Sep 30

Don’t Fall Victim to an IRS Phone, Email, or Text Scam

At times it seems as if we hear about a new scam making the rounds every week, but there are still many “old ones” that keep surfacing. One of these is a call, email, or text from someone claiming to be a representative of the Internal Revenue Service who is contacting you about a tax issue.
The Internal Revenue Service does not initiate communications with a taxpayer via email. If you receive an email, do not respond or click on the links. The unsolicited email claiming to be from the IRS should be forwarded to the IRS at phishing@irs.gov.
If contact is by phone, the caller ID on your phone may indicate that the call is from the Internal Revenue Service or the area code may be for Washington, D.C. The caller may claim that you owe money and must pay immediately. These calls are not from the Internal Revenue Service. There may be threats that you will face terrible consequences including arrest if you do not comply with the request for personal information and/or payment to resolve the matter. The Internal Revenue Service does not request information about your credit card, debit card, or pre-paid card by phone.
Sometimes the caller will claim that you are entitled to a refund, but to receive the refund you have to provide personal information. Other times it is that you have to update your IRS e-file. The IRS does not initiate such requests via phone, text, or email.
If you get one of these calls, emails, or texts, do not give out any personal or financial information or comply with the directive to pay immediately. Do not panic.

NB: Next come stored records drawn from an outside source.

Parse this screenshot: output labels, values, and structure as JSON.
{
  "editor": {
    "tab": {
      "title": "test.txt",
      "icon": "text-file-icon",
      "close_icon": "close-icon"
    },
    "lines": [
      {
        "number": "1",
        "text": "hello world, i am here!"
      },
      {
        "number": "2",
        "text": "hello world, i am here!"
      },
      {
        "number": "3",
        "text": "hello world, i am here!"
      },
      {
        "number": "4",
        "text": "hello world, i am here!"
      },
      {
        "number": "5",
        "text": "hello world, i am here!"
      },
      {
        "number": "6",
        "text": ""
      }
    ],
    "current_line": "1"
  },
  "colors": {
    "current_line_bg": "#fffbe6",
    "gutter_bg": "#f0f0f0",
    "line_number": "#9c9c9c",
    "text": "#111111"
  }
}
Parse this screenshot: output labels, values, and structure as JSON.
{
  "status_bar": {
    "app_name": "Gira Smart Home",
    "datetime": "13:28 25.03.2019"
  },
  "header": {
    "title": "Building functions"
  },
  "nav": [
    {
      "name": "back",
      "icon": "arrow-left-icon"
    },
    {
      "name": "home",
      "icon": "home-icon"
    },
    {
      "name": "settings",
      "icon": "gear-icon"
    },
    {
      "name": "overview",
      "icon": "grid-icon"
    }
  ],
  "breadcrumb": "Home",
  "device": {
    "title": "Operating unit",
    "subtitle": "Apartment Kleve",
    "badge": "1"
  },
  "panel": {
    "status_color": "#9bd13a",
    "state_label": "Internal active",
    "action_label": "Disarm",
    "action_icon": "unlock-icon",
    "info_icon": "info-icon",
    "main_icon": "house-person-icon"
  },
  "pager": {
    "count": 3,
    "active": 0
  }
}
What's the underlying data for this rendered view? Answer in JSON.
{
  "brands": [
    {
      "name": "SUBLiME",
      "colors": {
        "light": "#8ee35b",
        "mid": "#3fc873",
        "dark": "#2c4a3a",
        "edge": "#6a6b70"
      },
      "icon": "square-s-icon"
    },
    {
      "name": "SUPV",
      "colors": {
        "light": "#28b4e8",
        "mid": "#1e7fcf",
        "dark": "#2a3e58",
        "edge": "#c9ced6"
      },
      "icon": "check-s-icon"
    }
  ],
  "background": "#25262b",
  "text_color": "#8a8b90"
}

The best thing to do if called is hang up if called and not respond to emails or text messages. According to the Internal Revenue Service website, report all such contacts to the Treasury Inspector General for Tax Administration at 800-366-4484 if you do not owe taxes. If you owe taxes or think you might, calling the Internal Revenue Service directly and/or seeking the assistance of an attorney or tax professional who can help you deal with the issue should be considered.

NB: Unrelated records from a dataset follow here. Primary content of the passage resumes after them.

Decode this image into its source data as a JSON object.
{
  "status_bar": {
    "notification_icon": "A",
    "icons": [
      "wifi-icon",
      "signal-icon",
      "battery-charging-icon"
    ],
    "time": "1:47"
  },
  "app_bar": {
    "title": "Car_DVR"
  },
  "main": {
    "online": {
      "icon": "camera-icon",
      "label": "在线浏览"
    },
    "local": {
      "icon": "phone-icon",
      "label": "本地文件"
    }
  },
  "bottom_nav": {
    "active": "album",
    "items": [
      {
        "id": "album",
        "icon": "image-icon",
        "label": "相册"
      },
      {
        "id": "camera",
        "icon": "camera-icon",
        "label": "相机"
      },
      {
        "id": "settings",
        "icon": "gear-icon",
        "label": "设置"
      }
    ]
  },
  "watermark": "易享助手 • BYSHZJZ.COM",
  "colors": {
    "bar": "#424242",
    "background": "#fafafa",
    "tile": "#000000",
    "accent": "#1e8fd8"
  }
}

More information can be found at the Internal Revenue Service website www.irs.gov by typing in “scam” or “tax scam” in the search box.